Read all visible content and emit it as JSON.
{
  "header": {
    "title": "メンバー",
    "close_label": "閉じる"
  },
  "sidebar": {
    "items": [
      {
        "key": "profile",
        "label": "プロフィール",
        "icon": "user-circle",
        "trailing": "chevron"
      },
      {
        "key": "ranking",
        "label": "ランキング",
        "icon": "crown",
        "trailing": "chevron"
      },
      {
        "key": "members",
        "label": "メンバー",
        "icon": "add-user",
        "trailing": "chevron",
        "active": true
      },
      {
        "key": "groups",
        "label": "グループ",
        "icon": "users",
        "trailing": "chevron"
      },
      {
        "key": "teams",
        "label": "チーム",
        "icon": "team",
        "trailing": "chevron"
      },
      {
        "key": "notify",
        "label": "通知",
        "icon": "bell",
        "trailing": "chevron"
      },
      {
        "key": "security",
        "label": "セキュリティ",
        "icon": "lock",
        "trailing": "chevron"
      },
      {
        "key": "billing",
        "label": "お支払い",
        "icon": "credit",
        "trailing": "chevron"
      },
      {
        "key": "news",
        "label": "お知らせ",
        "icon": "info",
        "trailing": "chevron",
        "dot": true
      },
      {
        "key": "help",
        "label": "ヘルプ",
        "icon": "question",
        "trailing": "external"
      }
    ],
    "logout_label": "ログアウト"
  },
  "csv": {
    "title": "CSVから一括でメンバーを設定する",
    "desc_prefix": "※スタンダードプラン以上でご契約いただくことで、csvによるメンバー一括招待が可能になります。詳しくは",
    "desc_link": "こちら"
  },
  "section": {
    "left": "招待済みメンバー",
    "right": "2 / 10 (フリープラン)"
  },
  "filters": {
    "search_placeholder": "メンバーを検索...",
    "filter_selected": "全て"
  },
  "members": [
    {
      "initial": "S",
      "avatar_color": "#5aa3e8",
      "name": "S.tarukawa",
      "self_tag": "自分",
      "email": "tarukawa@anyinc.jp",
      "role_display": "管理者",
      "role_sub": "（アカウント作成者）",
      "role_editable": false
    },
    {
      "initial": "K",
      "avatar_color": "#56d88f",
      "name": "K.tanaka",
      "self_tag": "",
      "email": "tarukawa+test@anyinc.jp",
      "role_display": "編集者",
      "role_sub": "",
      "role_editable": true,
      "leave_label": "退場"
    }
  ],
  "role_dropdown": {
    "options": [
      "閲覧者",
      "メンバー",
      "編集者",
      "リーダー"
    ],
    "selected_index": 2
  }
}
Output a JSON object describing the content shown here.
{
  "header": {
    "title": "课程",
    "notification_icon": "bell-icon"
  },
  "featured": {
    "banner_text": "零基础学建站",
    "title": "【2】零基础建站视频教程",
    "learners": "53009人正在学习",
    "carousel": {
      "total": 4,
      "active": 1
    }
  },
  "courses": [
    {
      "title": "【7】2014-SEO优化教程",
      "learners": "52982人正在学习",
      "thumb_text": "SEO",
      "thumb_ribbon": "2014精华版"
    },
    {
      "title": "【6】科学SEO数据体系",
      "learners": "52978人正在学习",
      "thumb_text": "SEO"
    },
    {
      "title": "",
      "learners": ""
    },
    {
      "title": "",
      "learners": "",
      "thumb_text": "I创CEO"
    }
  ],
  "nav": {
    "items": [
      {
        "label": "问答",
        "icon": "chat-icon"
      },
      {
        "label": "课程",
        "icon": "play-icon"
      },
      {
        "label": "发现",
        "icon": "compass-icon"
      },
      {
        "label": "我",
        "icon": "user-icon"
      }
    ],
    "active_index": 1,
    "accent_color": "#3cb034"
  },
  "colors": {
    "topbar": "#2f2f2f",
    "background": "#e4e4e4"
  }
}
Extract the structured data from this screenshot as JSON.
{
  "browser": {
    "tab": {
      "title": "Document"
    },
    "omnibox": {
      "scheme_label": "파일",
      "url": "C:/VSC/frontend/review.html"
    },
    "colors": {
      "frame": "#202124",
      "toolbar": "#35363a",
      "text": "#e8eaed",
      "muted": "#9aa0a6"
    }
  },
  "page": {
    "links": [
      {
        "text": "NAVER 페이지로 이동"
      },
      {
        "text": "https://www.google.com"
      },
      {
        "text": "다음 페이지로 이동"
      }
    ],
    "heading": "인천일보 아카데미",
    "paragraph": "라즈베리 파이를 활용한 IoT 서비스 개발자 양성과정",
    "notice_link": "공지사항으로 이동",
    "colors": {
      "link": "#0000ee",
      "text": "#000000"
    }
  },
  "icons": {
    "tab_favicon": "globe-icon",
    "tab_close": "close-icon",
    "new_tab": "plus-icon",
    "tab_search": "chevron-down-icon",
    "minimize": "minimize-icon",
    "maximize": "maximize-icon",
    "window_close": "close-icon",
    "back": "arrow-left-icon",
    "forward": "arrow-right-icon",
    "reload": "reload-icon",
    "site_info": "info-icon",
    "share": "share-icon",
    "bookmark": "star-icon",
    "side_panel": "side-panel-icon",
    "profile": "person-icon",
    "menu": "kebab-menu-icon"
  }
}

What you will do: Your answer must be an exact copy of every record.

Exercise solution:
Read all visible content and emit it as JSON.
{
  "header": {
    "title": "メンバー",
    "close_label": "閉じる"
  },
  "sidebar": {
    "items": [
      {
        "key": "profile",
        "label": "プロフィール",
        "icon": "user-circle",
        "trailing": "chevron"
      },
      {
        "key": "ranking",
        "label": "ランキング",
        "icon": "crown",
        "trailing": "chevron"
      },
      {
        "key": "members",
        "label": "メンバー",
        "icon": "add-user",
        "trailing": "chevron",
        "active": true
      },
      {
        "key": "groups",
        "label": "グループ",
        "icon": "users",
        "trailing": "chevron"
      },
      {
        "key": "teams",
        "label": "チーム",
        "icon": "team",
        "trailing": "chevron"
      },
      {
        "key": "notify",
        "label": "通知",
        "icon": "bell",
        "trailing": "chevron"
      },
      {
        "key": "security",
        "label": "セキュリティ",
        "icon": "lock",
        "trailing": "chevron"
      },
      {
        "key": "billing",
        "label": "お支払い",
        "icon": "credit",
        "trailing": "chevron"
      },
      {
        "key": "news",
        "label": "お知らせ",
        "icon": "info",
        "trailing": "chevron",
        "dot": true
      },
      {
        "key": "help",
        "label": "ヘルプ",
        "icon": "question",
        "trailing": "external"
      }
    ],
    "logout_label": "ログアウト"
  },
  "csv": {
    "title": "CSVから一括でメンバーを設定する",
    "desc_prefix": "※スタンダードプラン以上でご契約いただくことで、csvによるメンバー一括招待が可能になります。詳しくは",
    "desc_link": "こちら"
  },
  "section": {
    "left": "招待済みメンバー",
    "right": "2 / 10 (フリープラン)"
  },
  "filters": {
    "search_placeholder": "メンバーを検索...",
    "filter_selected": "全て"
  },
  "members": [
    {
      "initial": "S",
      "avatar_color": "#5aa3e8",
      "name": "S.tarukawa",
      "self_tag": "自分",
      "email": "tarukawa@anyinc.jp",
      "role_display": "管理者",
      "role_sub": "（アカウント作成者）",
      "role_editable": false
    },
    {
      "initial": "K",
      "avatar_color": "#56d88f",
      "name": "K.tanaka",
      "self_tag": "",
      "email": "tarukawa+test@anyinc.jp",
      "role_display": "編集者",
      "role_sub": "",
      "role_editable": true,
      "leave_label": "退場"
    }
  ],
  "role_dropdown": {
    "options": [
      "閲覧者",
      "メンバー",
      "編集者",
      "リーダー"
    ],
    "selected_index": 2
  }
}
Output a JSON object describing the content shown here.
{
  "header": {
    "title": "课程",
    "notification_icon": "bell-icon"
  },
  "featured": {
    "banner_text": "零基础学建站",
    "title": "【2】零基础建站视频教程",
    "learners": "53009人正在学习",
    "carousel": {
      "total": 4,
      "active": 1
    }
  },
  "courses": [
    {
      "title": "【7】2014-SEO优化教程",
      "learners": "52982人正在学习",
      "thumb_text": "SEO",
      "thumb_ribbon": "2014精华版"
    },
    {
      "title": "【6】科学SEO数据体系",
      "learners": "52978人正在学习",
      "thumb_text": "SEO"
    },
    {
      "title": "",
      "learners": ""
    },
    {
      "title": "",
      "learners": "",
      "thumb_text": "I创CEO"
    }
  ],
  "nav": {
    "items": [
      {
        "label": "问答",
        "icon": "chat-icon"
      },
      {
        "label": "课程",
        "icon": "play-icon"
      },
      {
        "label": "发现",
        "icon": "compass-icon"
      },
      {
        "label": "我",
        "icon": "user-icon"
      }
    ],
    "active_index": 1,
    "accent_color": "#3cb034"
  },
  "colors": {
    "topbar": "#2f2f2f",
    "background": "#e4e4e4"
  }
}
Extract the structured data from this screenshot as JSON.
{
  "browser": {
    "tab": {
      "title": "Document"
    },
    "omnibox": {
      "scheme_label": "파일",
      "url": "C:/VSC/frontend/review.html"
    },
    "colors": {
      "frame": "#202124",
      "toolbar": "#35363a",
      "text": "#e8eaed",
      "muted": "#9aa0a6"
    }
  },
  "page": {
    "links": [
      {
        "text": "NAVER 페이지로 이동"
      },
      {
        "text": "https://www.google.com"
      },
      {
        "text": "다음 페이지로 이동"
      }
    ],
    "heading": "인천일보 아카데미",
    "paragraph": "라즈베리 파이를 활용한 IoT 서비스 개발자 양성과정",
    "notice_link": "공지사항으로 이동",
    "colors": {
      "link": "#0000ee",
      "text": "#000000"
    }
  },
  "icons": {
    "tab_favicon": "globe-icon",
    "tab_close": "close-icon",
    "new_tab": "plus-icon",
    "tab_search": "chevron-down-icon",
    "minimize": "minimize-icon",
    "maximize": "maximize-icon",
    "window_close": "close-icon",
    "back": "arrow-left-icon",
    "forward": "arrow-right-icon",
    "reload": "reload-icon",
    "site_info": "info-icon",
    "share": "share-icon",
    "bookmark": "star-icon",
    "side_panel": "side-panel-icon",
    "profile": "person-icon",
    "menu": "kebab-menu-icon"
  }
}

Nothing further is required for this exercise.